The character and conduct of the young Hindoo widow excites our admiration and claims our pity; for, although we may admire the heroism, we must pity a female, biassed by a wrong education, and influenced by a false religion, to make this dreadful sacrifice. Christianity would have regulated her affections, have taught her the delights of resignation, the necessity of fulfilling her relative duties to society, and especially those implanted in the maternal bosom.

“ Woman, the sweet enchantress! given to cheer
The fitful struggles of our passage here;
In pity to our sorrows, sent to show
The earlier joys of Paradise below;
With matron love, and matron duty, pour
Her gentle influence on our evening hour,
When the world-wearied spirit longs to rest
Its throbbing temples on her sheltering breast.
Woman, whose tear, whose glance, whose touch, whose sigh,
Can wrap us in despair, or ecstacy!

[blocks in formation]

With untold hope, and passion's nameless thrill,
Refine our raptures, bid our cares be still ;
With Love's sweet arts the gloom of Woe dispel,
Bid in our breast returning transport swell ;
Cling round our soul, the rising fiend destroy,
And lead to Virtue, by the path of Joy."


The Indian women, especially the high castes of Hindoos, have their peculiar virtues ; delicate, retired, and feminine.
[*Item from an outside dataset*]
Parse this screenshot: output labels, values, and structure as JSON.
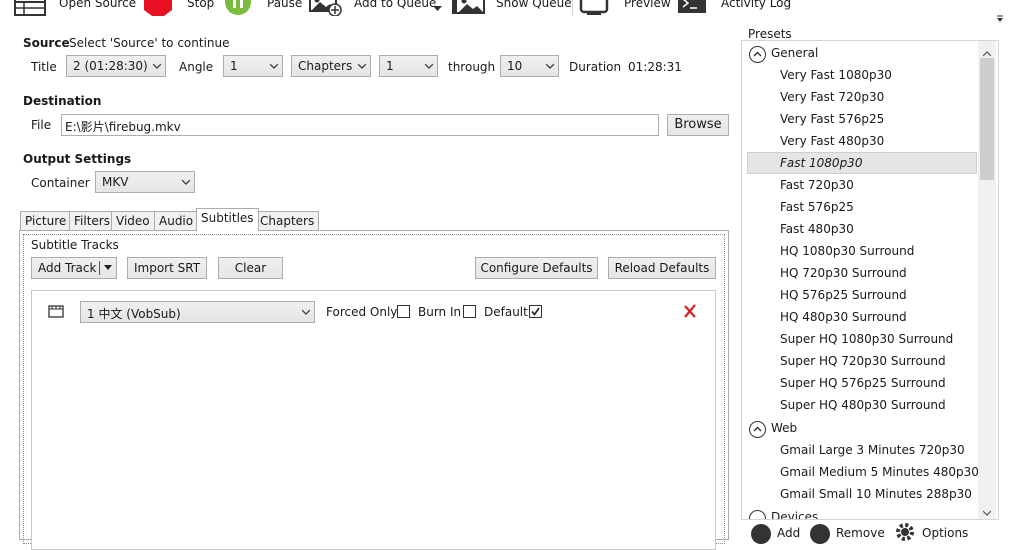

On the present journey, as well as on the preceding one, not only in the English districts, but those belonging to other governinents, the women drew water at the public wells for ourselves, our servants, and cattle, while others presented us with butter, milk, vegetables, fruit, and flowers.

However shy they may be reckoned in their general deportment to strangers, in my purgunnas I have often known them to exceed these stated duties of hospitality ; and have seen a woman of no mean rank, literally illustrate the conduct of an unfortunate princess in the Jewish history: “So Tamar went to her brother Amnon's house; and she took flour and kneaded it, and made cakes in his sight; and did bake the cakes; and she took a pan, and. poured them out before him.”— 2 Samuel, ch. xiii. ver. 8.

However decidedly some travellers may write on the Asiatic women, it is difficult to form a correct portrait of the high Mogul or Hindoo female character ; especially among the former. I have known English physicians sent for to the durbar at Cambay, and the palaces of other Mahomedans. The princes openly consulted them on their real and imaginary complaints ; they generally entertain a high opinion of their medical skill, are fond of conversing upon the subject, and

« AnteriorContinuar »